> Assignment:
Search the entries below. Return every line that has "greater" in it.

Page and application data records
====
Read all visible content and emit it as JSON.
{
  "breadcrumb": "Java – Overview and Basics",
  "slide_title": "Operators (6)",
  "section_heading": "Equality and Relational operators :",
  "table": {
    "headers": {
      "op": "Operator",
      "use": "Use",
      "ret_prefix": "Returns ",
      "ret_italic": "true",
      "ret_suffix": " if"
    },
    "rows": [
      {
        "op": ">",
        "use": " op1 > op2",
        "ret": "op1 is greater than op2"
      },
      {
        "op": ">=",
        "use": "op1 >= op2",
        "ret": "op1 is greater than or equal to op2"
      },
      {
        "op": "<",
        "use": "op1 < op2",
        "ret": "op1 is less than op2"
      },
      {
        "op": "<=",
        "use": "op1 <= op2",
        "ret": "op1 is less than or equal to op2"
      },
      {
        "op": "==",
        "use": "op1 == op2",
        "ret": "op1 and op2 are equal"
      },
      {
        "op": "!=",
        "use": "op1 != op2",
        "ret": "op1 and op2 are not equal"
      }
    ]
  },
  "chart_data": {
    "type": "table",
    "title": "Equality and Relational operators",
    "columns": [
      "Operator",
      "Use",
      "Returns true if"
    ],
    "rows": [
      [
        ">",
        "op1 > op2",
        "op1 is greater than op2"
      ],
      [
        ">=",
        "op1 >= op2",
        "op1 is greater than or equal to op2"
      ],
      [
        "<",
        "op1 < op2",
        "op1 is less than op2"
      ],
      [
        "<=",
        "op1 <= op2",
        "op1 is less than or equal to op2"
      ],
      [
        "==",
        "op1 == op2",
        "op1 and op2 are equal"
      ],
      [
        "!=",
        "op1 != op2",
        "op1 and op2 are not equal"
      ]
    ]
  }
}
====
> Result for this task:
        "ret": "op1 is greater than op2"
        "ret": "op1 is greater than or equal to op2"
        "op1 is greater than op2"
        "op1 is greater than or equal to op2"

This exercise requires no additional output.